Some of my work this week has been on government integrity. In my last post I mentioned making a formal objection to a member being seated while the outcome of his race is still under appeal. In brief, absentee ballots were not treated the same way in each town in that district; some were considered spoiled and discarded while similar ballots were counted in other towns.
I have no idea whether the appeal will change the outcome of the race, and that is not the point. What is essential is that we have an electoral process in which every vote is treated equally, especially in very, very close races like this one. State law gives the House final authority to resolve the election, and the Government Operations Committee will be taking this up in the coming week.

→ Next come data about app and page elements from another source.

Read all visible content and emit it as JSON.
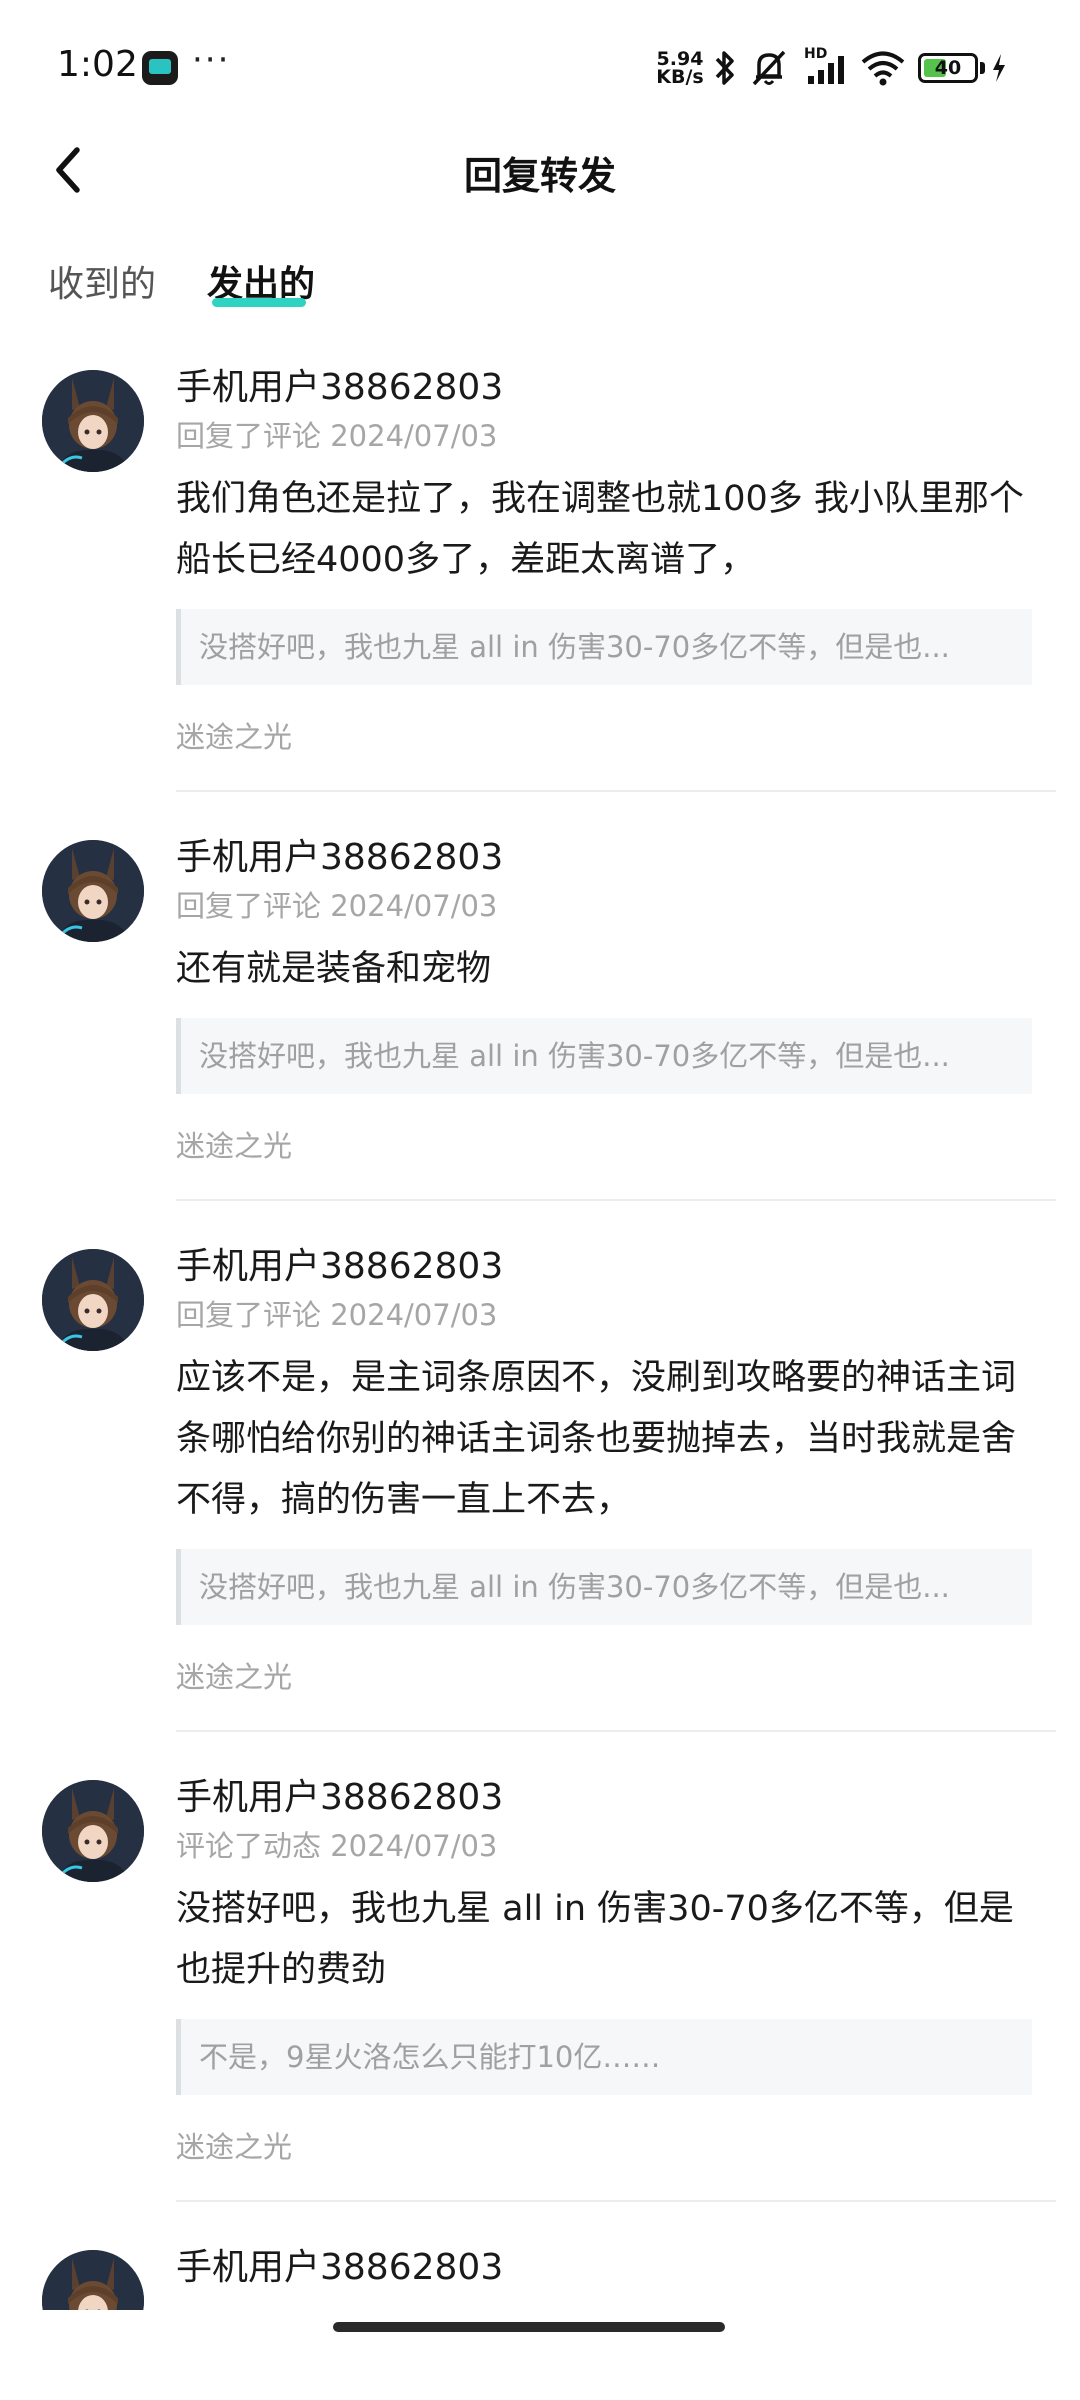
{
  "status_bar": {
    "time": "1:02",
    "net_speed_value": "5.94",
    "net_speed_unit": "KB/s",
    "signal_label": "HD",
    "battery_level": "40",
    "icons": [
      "app-icon",
      "more-dots-icon",
      "bluetooth-icon",
      "mute-icon",
      "signal-icon",
      "wifi-icon",
      "battery-icon",
      "charging-icon"
    ],
    "battery_color": "#55c24b"
  },
  "header": {
    "title": "回复转发",
    "back_icon": "back-chevron-icon"
  },
  "tabs": [
    {
      "label": "收到的",
      "active": false
    },
    {
      "label": "发出的",
      "active": true
    }
  ],
  "accent_color": "#2ed3c2",
  "items": [
    {
      "username": "手机用户38862803",
      "meta": "回复了评论 2024/07/03",
      "content": "我们角色还是拉了，我在调整也就100多 我小队里那个船长已经4000多了，差距太离谱了，",
      "quote": "没搭好吧，我也九星 all in 伤害30-70多亿不等，但是也...",
      "game": "迷途之光"
    },
    {
      "username": "手机用户38862803",
      "meta": "回复了评论 2024/07/03",
      "content": "还有就是装备和宠物",
      "quote": "没搭好吧，我也九星 all in 伤害30-70多亿不等，但是也...",
      "game": "迷途之光"
    },
    {
      "username": "手机用户38862803",
      "meta": "回复了评论 2024/07/03",
      "content": "应该不是，是主词条原因不，没刷到攻略要的神话主词条哪怕给你别的神话主词条也要抛掉去，当时我就是舍不得，搞的伤害一直上不去，",
      "quote": "没搭好吧，我也九星 all in 伤害30-70多亿不等，但是也...",
      "game": "迷途之光"
    },
    {
      "username": "手机用户38862803",
      "meta": "评论了动态 2024/07/03",
      "content": "没搭好吧，我也九星 all in 伤害30-70多亿不等，但是也提升的费劲",
      "quote": "不是，9星火洛怎么只能打10亿……",
      "game": "迷途之光"
    },
    {
      "username": "手机用户38862803"
    }
  ]
}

Along with that, I am sponsoring a bill to create a government Ethics Commission and standards of ethical conduct, with a parallel bill in the Senate. The idea was vigorously debated in the Senate during the last session, but the proposal was determined to be too complicated and too expensive. This new proposal is much simpler, much cheaper, and to be frank, less effective. But it puts a framework in place and a timeline to evaluate how best to give it real teeth. The goals are to create a means to resolve complaints of unethical behavior, require more disclosure by public officials, and to create a one-year waiting period before legislators or administration officials can become lobbyists.